Excerpted records:
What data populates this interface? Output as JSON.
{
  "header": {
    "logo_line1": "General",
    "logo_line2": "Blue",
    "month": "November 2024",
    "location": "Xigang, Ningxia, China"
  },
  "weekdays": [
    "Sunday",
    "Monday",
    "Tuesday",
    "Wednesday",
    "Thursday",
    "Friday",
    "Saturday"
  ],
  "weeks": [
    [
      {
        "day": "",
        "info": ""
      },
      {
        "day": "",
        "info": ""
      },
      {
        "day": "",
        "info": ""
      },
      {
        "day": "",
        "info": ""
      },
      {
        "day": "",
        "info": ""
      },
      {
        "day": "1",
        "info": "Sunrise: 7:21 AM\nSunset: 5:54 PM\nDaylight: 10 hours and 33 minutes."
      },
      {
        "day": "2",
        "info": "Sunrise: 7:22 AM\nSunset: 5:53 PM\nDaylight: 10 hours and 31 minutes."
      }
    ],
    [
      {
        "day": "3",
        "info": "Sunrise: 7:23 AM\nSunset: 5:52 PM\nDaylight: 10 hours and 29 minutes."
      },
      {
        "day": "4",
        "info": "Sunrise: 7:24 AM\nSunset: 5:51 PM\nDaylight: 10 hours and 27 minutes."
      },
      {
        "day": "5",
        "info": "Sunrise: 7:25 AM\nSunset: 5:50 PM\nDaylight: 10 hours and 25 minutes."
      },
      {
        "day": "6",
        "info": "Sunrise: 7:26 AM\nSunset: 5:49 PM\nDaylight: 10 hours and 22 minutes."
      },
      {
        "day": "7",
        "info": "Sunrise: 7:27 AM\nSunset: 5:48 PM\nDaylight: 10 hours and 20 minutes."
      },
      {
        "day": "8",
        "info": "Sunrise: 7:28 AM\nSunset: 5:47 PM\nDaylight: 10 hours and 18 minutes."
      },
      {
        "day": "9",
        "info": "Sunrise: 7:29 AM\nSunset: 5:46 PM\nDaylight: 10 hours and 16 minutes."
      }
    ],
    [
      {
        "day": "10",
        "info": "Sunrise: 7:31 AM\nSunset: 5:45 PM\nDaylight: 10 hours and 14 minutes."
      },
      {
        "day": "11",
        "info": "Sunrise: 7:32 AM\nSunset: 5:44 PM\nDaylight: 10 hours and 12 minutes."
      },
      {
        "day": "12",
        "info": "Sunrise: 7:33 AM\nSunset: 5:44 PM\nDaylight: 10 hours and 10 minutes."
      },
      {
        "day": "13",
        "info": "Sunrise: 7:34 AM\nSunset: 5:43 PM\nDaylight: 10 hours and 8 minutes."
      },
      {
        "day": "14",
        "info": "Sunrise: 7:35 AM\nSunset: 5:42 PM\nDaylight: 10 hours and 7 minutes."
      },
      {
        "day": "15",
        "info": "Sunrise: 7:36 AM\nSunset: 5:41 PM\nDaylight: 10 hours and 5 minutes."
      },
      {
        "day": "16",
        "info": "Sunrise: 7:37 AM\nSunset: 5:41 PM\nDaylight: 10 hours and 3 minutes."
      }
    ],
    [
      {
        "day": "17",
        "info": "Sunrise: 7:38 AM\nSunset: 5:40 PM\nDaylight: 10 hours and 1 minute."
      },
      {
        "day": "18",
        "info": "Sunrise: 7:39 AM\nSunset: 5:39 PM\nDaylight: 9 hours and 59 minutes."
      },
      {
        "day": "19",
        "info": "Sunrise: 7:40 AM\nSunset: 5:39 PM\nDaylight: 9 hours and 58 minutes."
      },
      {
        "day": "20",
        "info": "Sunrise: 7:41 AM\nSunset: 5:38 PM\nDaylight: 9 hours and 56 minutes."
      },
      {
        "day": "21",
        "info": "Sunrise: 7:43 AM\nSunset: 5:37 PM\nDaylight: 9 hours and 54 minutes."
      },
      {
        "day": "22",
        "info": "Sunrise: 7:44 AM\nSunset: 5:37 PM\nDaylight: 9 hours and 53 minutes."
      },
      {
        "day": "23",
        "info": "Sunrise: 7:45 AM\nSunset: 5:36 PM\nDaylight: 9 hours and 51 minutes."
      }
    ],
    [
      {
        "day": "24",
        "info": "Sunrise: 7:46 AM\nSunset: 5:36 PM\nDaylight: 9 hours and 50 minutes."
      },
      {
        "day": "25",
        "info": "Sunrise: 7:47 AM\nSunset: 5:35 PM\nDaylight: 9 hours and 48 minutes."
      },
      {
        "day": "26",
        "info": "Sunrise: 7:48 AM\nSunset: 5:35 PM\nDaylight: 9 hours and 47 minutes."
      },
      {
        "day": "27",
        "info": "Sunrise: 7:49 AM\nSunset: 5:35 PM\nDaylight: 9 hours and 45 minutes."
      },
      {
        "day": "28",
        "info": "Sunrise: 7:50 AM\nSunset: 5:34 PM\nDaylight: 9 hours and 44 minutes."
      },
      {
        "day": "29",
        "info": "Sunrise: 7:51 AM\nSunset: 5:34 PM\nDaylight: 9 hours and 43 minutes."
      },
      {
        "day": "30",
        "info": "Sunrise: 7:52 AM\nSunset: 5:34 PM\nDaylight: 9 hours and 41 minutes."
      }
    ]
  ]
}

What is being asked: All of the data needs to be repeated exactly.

Result:
What data populates this interface? Output as JSON.
{
  "header": {
    "logo_line1": "General",
    "logo_line2": "Blue",
    "month": "November 2024",
    "location": "Xigang, Ningxia, China"
  },
  "weekdays": [
    "Sunday",
    "Monday",
    "Tuesday",
    "Wednesday",
    "Thursday",
    "Friday",
    "Saturday"
  ],
  "weeks": [
    [
      {
        "day": "",
        "info": ""
      },
      {
        "day": "",
        "info": ""
      },
      {
        "day": "",
        "info": ""
      },
      {
        "day": "",
        "info": ""
      },
      {
        "day": "",
        "info": ""
      },
      {
        "day": "1",
        "info": "Sunrise: 7:21 AM\nSunset: 5:54 PM\nDaylight: 10 hours and 33 minutes."
      },
      {
        "day": "2",
        "info": "Sunrise: 7:22 AM\nSunset: 5:53 PM\nDaylight: 10 hours and 31 minutes."
      }
    ],
    [
      {
        "day": "3",
        "info": "Sunrise: 7:23 AM\nSunset: 5:52 PM\nDaylight: 10 hours and 29 minutes."
      },
      {
        "day": "4",
        "info": "Sunrise: 7:24 AM\nSunset: 5:51 PM\nDaylight: 10 hours and 27 minutes."
      },
      {
        "day": "5",
        "info": "Sunrise: 7:25 AM\nSunset: 5:50 PM\nDaylight: 10 hours and 25 minutes."
      },
      {
        "day": "6",
        "info": "Sunrise: 7:26 AM\nSunset: 5:49 PM\nDaylight: 10 hours and 22 minutes."
      },
      {
        "day": "7",
        "info": "Sunrise: 7:27 AM\nSunset: 5:48 PM\nDaylight: 10 hours and 20 minutes."
      },
      {
        "day": "8",
        "info": "Sunrise: 7:28 AM\nSunset: 5:47 PM\nDaylight: 10 hours and 18 minutes."
      },
      {
        "day": "9",
        "info": "Sunrise: 7:29 AM\nSunset: 5:46 PM\nDaylight: 10 hours and 16 minutes."
      }
    ],
    [
      {
        "day": "10",
        "info": "Sunrise: 7:31 AM\nSunset: 5:45 PM\nDaylight: 10 hours and 14 minutes."
      },
      {
        "day": "11",
        "info": "Sunrise: 7:32 AM\nSunset: 5:44 PM\nDaylight: 10 hours and 12 minutes."
      },
      {
        "day": "12",
        "info": "Sunrise: 7:33 AM\nSunset: 5:44 PM\nDaylight: 10 hours and 10 minutes."
      },
      {
        "day": "13",
        "info": "Sunrise: 7:34 AM\nSunset: 5:43 PM\nDaylight: 10 hours and 8 minutes."
      },
      {
        "day": "14",
        "info": "Sunrise: 7:35 AM\nSunset: 5:42 PM\nDaylight: 10 hours and 7 minutes."
      },
      {
        "day": "15",
        "info": "Sunrise: 7:36 AM\nSunset: 5:41 PM\nDaylight: 10 hours and 5 minutes."
      },
      {
        "day": "16",
        "info": "Sunrise: 7:37 AM\nSunset: 5:41 PM\nDaylight: 10 hours and 3 minutes."
      }
    ],
    [
      {
        "day": "17",
        "info": "Sunrise: 7:38 AM\nSunset: 5:40 PM\nDaylight: 10 hours and 1 minute."
      },
      {
        "day": "18",
        "info": "Sunrise: 7:39 AM\nSunset: 5:39 PM\nDaylight: 9 hours and 59 minutes."
      },
      {
        "day": "19",
        "info": "Sunrise: 7:40 AM\nSunset: 5:39 PM\nDaylight: 9 hours and 58 minutes."
      },
      {
        "day": "20",
        "info": "Sunrise: 7:41 AM\nSunset: 5:38 PM\nDaylight: 9 hours and 56 minutes."
      },
      {
        "day": "21",
        "info": "Sunrise: 7:43 AM\nSunset: 5:37 PM\nDaylight: 9 hours and 54 minutes."
      },
      {
        "day": "22",
        "info": "Sunrise: 7:44 AM\nSunset: 5:37 PM\nDaylight: 9 hours and 53 minutes."
      },
      {
        "day": "23",
        "info": "Sunrise: 7:45 AM\nSunset: 5:36 PM\nDaylight: 9 hours and 51 minutes."
      }
    ],
    [
      {
        "day": "24",
        "info": "Sunrise: 7:46 AM\nSunset: 5:36 PM\nDaylight: 9 hours and 50 minutes."
      },
      {
        "day": "25",
        "info": "Sunrise: 7:47 AM\nSunset: 5:35 PM\nDaylight: 9 hours and 48 minutes."
      },
      {
        "day": "26",
        "info": "Sunrise: 7:48 AM\nSunset: 5:35 PM\nDaylight: 9 hours and 47 minutes."
      },
      {
        "day": "27",
        "info": "Sunrise: 7:49 AM\nSunset: 5:35 PM\nDaylight: 9 hours and 45 minutes."
      },
      {
        "day": "28",
        "info": "Sunrise: 7:50 AM\nSunset: 5:34 PM\nDaylight: 9 hours and 44 minutes."
      },
      {
        "day": "29",
        "info": "Sunrise: 7:51 AM\nSunset: 5:34 PM\nDaylight: 9 hours and 43 minutes."
      },
      {
        "day": "30",
        "info": "Sunrise: 7:52 AM\nSunset: 5:34 PM\nDaylight: 9 hours and 41 minutes."
      }
    ]
  ]
}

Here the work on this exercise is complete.